International audiences will be able to experience performances live and on-demand via medici.tv, the world’s leading online classical music channel.

There will also be the first ever overseas round of the competition. Heats will take place during April in New York, Berlin and Singapore. Those who successfully progress from the first round will gather in Leeds in September to participate in the second round and for places in the semi-finals and finals.

The scope of the competition has been enlarged thanks to a renewed partnership with the University of Leeds. The university, which has been on board since the competition’s inception in 1963, has extended its financial support for the competition to open up access to the streaming service.

Professor Hai-Sui Yu, pro-vice-chancellor: International at the University of Leeds, said: “Leeds is a truly global University which welcomes students and staff from around the world and we are honoured to build on our long-standing relationship with ‘The Leeds’ to help it reach the screens of new international audiences as it moves to the next stage in its evolution.

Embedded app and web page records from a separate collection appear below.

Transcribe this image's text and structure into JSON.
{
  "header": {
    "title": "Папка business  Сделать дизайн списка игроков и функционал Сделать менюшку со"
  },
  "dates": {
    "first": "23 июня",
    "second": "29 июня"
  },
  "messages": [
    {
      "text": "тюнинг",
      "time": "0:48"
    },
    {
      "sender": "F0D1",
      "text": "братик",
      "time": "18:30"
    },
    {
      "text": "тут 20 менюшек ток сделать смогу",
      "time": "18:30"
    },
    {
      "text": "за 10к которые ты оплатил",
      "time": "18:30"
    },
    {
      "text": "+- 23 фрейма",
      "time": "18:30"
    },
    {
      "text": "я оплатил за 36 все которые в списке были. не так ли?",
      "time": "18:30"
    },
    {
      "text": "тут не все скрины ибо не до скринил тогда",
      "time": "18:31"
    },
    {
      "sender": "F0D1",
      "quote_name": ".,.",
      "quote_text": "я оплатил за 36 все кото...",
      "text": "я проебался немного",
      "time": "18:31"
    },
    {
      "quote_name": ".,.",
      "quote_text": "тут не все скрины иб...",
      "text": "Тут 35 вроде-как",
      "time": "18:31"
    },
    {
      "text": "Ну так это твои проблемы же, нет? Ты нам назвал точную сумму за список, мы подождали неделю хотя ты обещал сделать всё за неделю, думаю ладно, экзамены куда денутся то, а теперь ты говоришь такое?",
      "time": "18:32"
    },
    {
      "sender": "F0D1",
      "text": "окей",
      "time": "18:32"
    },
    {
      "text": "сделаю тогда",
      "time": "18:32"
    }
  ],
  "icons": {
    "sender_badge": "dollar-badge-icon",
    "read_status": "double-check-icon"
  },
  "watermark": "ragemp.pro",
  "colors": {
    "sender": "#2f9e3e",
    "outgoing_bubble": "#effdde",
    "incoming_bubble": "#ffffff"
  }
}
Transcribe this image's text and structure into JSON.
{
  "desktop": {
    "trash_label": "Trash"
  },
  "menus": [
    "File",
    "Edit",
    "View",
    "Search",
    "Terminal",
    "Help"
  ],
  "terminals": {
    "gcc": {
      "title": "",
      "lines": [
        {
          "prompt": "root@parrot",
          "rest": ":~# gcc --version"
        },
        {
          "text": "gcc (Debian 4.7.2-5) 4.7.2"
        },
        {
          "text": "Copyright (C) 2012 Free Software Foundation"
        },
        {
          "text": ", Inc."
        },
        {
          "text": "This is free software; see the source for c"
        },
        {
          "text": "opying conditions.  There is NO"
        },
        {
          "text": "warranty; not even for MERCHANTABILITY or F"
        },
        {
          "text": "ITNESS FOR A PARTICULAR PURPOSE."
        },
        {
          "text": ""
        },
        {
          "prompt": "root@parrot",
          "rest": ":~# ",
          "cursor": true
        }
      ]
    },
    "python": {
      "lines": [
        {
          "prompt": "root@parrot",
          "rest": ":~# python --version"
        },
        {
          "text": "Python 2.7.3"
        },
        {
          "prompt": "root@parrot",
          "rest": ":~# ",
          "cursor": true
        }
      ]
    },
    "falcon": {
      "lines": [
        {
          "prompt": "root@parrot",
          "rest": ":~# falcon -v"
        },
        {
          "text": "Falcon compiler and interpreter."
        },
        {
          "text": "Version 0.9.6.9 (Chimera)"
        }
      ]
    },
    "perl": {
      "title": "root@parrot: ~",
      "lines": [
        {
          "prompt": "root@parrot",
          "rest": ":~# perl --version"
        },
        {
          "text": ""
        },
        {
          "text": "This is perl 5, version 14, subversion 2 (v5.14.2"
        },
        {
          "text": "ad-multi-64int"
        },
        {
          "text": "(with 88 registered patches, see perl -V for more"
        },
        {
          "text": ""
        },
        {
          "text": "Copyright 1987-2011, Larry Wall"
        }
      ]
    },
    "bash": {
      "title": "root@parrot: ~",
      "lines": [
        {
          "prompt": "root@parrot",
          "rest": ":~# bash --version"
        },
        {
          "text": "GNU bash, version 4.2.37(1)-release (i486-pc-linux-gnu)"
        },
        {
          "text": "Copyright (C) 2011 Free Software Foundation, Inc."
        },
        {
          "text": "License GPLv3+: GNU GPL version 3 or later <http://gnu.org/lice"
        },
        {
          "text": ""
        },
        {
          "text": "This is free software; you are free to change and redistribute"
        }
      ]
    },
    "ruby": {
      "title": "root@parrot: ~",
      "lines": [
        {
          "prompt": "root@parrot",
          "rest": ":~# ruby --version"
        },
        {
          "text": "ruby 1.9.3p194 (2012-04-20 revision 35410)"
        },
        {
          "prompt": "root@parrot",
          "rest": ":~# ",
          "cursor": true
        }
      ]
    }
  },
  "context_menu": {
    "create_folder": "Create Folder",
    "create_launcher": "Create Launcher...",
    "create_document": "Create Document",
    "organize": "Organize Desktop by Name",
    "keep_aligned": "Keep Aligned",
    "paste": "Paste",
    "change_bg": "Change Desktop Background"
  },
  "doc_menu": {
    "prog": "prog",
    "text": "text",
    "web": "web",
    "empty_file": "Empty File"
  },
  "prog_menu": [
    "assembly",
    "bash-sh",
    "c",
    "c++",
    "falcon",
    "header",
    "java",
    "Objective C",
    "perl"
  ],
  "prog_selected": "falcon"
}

“The innovations of streaming and heats across three continents resonate with the University’s own view of the role and potential of culture: that it should be accessible, democratic and enriching. The Leeds encompasses all three of these attributes, and those who are enhancing it for the modern era are doing so with a respect for its illustrious past while setting an innovative and ambitious course for its future.”

Former concert pianist and teacher Fanny Waterman had the idea to bring a piano competition to Leeds.

She was assisted by her husband Dr Geoffrey de Keyser and by Marion Thorpe, then Countess of Harewood. The first competition in 1963 was won by Michael Roll before a jury chaired by Sir Arthur Bliss. In 1966 and 1969 the chair of the jury was William Glock, who was followed by Lord Boyle of Handsworth for the next three competitions. In 1981 Dame Fanny Waterman, as she was to become in 2005, chaired the jury for the first time, continuing to do so until her retirement in 2015. Leeds Town Hall has hosted all but one of the finals.